By Jodie Neukirch Elliott
11 May

Transplant During the Covid-19 Pandemic: Part Two

Tuesday, May 11, 2021

Part One Recap: I was hospitalized in March 2020 to wait for a heart, was transplanted on March 23, and was alone as an inpatient due to COVID visitor restrictions.

I got home from my transplant in April and was so relieved. Yet COVID was still leading to changes that were unexpected. One of the things I came home with was a rollator, which is like a walker but with wheels. I needed to walk a half to a whole mile (cumulatively) a day, and we were lucky that April in North Carolina is beautiful. While we would do these walks, we needed to stay away from anyone else. I love to sew, and one of the first things I did after being home was making cloth face masks for ourselves, friends, and family.

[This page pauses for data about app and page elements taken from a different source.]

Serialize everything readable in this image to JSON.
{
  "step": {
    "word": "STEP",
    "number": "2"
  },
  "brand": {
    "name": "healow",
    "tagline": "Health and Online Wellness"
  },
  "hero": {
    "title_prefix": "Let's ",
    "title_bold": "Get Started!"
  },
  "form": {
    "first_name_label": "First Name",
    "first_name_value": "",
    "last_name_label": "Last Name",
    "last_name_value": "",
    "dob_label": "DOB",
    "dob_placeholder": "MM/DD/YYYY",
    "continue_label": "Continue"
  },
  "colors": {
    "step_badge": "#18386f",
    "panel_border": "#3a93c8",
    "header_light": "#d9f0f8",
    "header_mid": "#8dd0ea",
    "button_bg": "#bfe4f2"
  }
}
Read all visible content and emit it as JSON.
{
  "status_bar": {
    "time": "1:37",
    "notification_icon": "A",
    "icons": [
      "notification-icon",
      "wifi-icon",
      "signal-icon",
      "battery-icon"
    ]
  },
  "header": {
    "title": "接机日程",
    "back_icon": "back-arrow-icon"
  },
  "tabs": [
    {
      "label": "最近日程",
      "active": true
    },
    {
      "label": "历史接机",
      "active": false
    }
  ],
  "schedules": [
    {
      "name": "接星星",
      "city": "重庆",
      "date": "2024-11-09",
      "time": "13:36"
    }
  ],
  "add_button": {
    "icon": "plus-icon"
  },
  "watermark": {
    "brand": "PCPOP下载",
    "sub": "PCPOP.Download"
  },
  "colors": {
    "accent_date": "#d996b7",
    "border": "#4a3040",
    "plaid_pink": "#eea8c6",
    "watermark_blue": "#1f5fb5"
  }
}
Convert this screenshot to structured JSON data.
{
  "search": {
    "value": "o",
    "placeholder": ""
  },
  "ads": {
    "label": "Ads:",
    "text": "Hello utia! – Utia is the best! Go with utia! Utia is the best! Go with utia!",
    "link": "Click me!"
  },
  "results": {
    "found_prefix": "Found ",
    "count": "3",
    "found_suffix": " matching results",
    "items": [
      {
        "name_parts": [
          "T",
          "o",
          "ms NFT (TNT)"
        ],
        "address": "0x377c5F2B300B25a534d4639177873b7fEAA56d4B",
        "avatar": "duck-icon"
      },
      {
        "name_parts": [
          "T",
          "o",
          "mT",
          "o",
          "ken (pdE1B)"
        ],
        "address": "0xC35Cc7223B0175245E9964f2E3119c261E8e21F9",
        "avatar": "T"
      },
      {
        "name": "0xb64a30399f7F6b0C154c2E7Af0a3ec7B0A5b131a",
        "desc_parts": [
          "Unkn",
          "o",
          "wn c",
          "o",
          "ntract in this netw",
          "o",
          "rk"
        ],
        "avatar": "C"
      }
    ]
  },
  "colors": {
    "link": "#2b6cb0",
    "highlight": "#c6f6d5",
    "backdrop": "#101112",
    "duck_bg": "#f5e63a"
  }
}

We started using grocery delivery/pick up services so my husband Peter did not have to go into stores. We had pre-prepped some meals that were in the freezer before I went in the hospital but had to make most food. Peter was working from home and could flex some time, but still had to work. I was able to get up, get my own breakfast, etc.

After transplant I was very hungry, in part because of the steroids, and was able to prep most of my own food. We got into a balance. Instead of me just resting, I started helping with meals, laundry, and dishes after being home. It was just too much to manage for one person, and we couldn’t have help in the house like we had planned.

At first, I had follow-up appointments once a week, and they would take all day. Everyone had to wear a mask, and there was still little known about COVID. We would get back, strip, and throw our clothes straight in the laundry. Eventually, my appointments went to every two weeks, then every month, but it was a lot.

When it was time for me to go to cardiac rehab, I waited for them to re-open. Once it did, I wasn’t comfortable with their infection control procedures and ended up getting workout equipment for home—which was very hard to find due to COVID.

We struggled to have a social life. I could only manage video calls for 15-20 minutes without getting exhausted, and we would only see people in-person outside, masked, and if we knew they were as careful as we were.

On one hand, it was amazing to be home and with Peter, and on the other hand, it was really hard and lonely. I couldn’t see either of my parents as they would have to come in from out of state. We couldn’t let anyone in the house to help us clean. There was no one to give Peter a break to help take me to appointments.

As time went on, we somewhat got settled into a new normal. I gained a bit of weight from the steroids post-transplant, but since I didn’t do cardiac rehab and I couldn’t go do things I’d normally be allowed to—like go grocery shopping or being at work—I wasn’t losing the weight. It never occurred to me how much movement I got in a day just walking up and down the halls.

I’ve been working at least part-time from home for four months post-transplant, and moved to full time shortly after. I work as a clinical social worker on research and seeing patients for therapy, at the same hospital I got my transplant. This was all able to be remote, which was a silver lining, as I get my insurance through my job and needed to be working. I was lucky to be included in one of the early vaccine groups, and at my one-year appointment I got an antibody test to make sure the vaccine worked. The test showed that I made some antibodies, but not enough to be counted as fully immune. I figure that is still better than no antibodies.

Transplant was a miracle for me, and in so many ways, I am doing much better at a year post-transplant. At the same time, this year has been one of the hardest of my life, and COVID definitely contributed to it being even harder than it would have been otherwise.

Comments

Add yours below.

Disclaimer

The opinions expressed by ACHA bloggers and those providing comments on the ACHA Blog are theirs alone, and do not reflect the opinions of the Adult Congenital Heart Association or any employee thereof. ACHA is not responsible for the accuracy of any of the information supplied by the ACHA bloggers.

The contents of this blog are presented for informational purposes only, and should not be substituted for professional advice. Always consult your physicians with your questions and concerns.